Duncan Fletcher’s record with India has been abysmal, with most series lost than won © Getty Images
Team India’s failures were a plenty; be it the original Sachin Tendulkar, the next batting Tendulkar or the next bowling Tendulkar. They all failed in a collective heap.
Pre-series analysis expected the spinners to scythe through the English batting in the pre-series. But they failed in their own backyard. Pragyan Ojha was the better of the spin pack and got rewarded with five-fors, although he had to work hard for that. Ravichandran Ashwin was untidy and disappointing as a bowler on whom the pre-series expectations were immense. Harbhajan Singh’s selection was unjustified; he had only himself to blame on counts of lines, length and pace. Piyush Chawla hardly put forth his case with the only match he played featuring three other spinners.
In seamer-friendly conditions, India best bowler was Umesh Yadav – unfortunate to be sidelined with a sore back. In short bursts, Zaheer Khan looked to be bowling his heart out, with years of experience speaking with the ball. But his notorious fitness worries yet again got the better of him. Ishant Sharma, however, did reasonably well on his return.
Since the turn of the millennium, India has won most matches — memorable or not, overseas or not, Test matches or not — with their batting prowess. When a generation of batting finally entered a point of no return, reality struck painfully. It left a huge gaping hole in the middle order. The first fault being was the inefficacy to find a successor for Sourav Ganguly in the batting order that has all along been camouflaged by the genius of the other three in the ‘Fab Four’. India has shuttled between Suresh Raina and Yuvraj Singh with neither establishing himself.
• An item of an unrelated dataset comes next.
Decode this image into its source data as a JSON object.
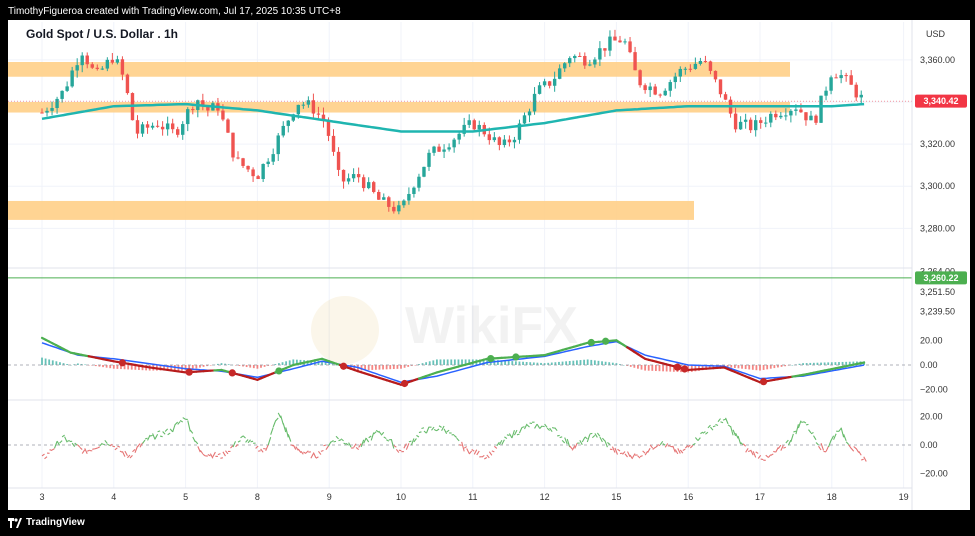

Tendulkar’s halo has gone. Going through his poorest run of form, he has been under the pump. A cumbersome 76 in Kolkata has been his only decent return this series. In many ways, it may be one of his important innings. The same duo of Swann and Panesar, which might have had to go the Michael Yardy way into depression had he been in sublime form, has got his numbers this time around.
Tendulkar has been down many a time in the past, but he has come back strongly. It’s possibly that the passage of time that takes a toll on the body may have the final say. Having said that, we are mere spectators and adulators; we must be sensible enough to abstain from ‘doomsday’ prophecy of a maestro.
While India has a rich pool of young – and not so young – batting talent at its disposal, with a few yet to debut and a few who have around five-six Test hundreds between themselves, we must set foot towards building tomorrow’s fortress, sans Tendulkar.
Again, that requires a guiding light, in human form as the team’s coach. Duncan Fletcher’s record with India has been abysmal, with most series lost than won. The man who was responsible for turnaround of English cricket in the last decade is now feeling the heat in India. While we don’t know how much freedom he has over team selection, captain’s decisions. The coercive old man who helped the English back then, is visibly not his usual self.
Perhaps, the striking difference between the times around two sides of the World Cup is the captaincy. Mahendra Singh Dhoni can’t be entirely blamed for failure; but then, he is to be blamed for worrying more about the pitch than about what happens over it. And his Test batting, save a few good scores here and there, has been bad over a period of time. It might be a matter of time before we see a new pair of gloves behind the stumps, and play with eleven men in place of ten plus one.
Maybe it is time to for change of guard and calling in specialist coaches for every role like the England team has done. It just eases Fletcher’s position if someone like a Kumble or Ganguly step in and help the team prepare for the series against Australia.
If England were able to stage a stiff fight with us in sub-continental conditions wherein they failed twice, we must brace ourselves for the Aussie onslaught that might well come our way in February.
However, India must not lose a series before it even starts like last time. It must still stick to their guns as hosts, batsmen must go back to the nets and our spinners need to get back to their original plans of spinning a web around the batsmen.
This may seem like the weakest Test team in some time. It may give us that déjà vu feeling of being in the late ’90s. But then what followed then was a miraculous Kolkata ’01. Often, miracles happen to those who deserve it. And the present bunch needs something on those scales. Maybe it is waiting around the corner for them.
(Madhav Krishnan is a student from Birla Institute of Technology and Science (Hyderabad), pursuing M.Sc (Chemistry) and B.E. in Mechanical Engineering)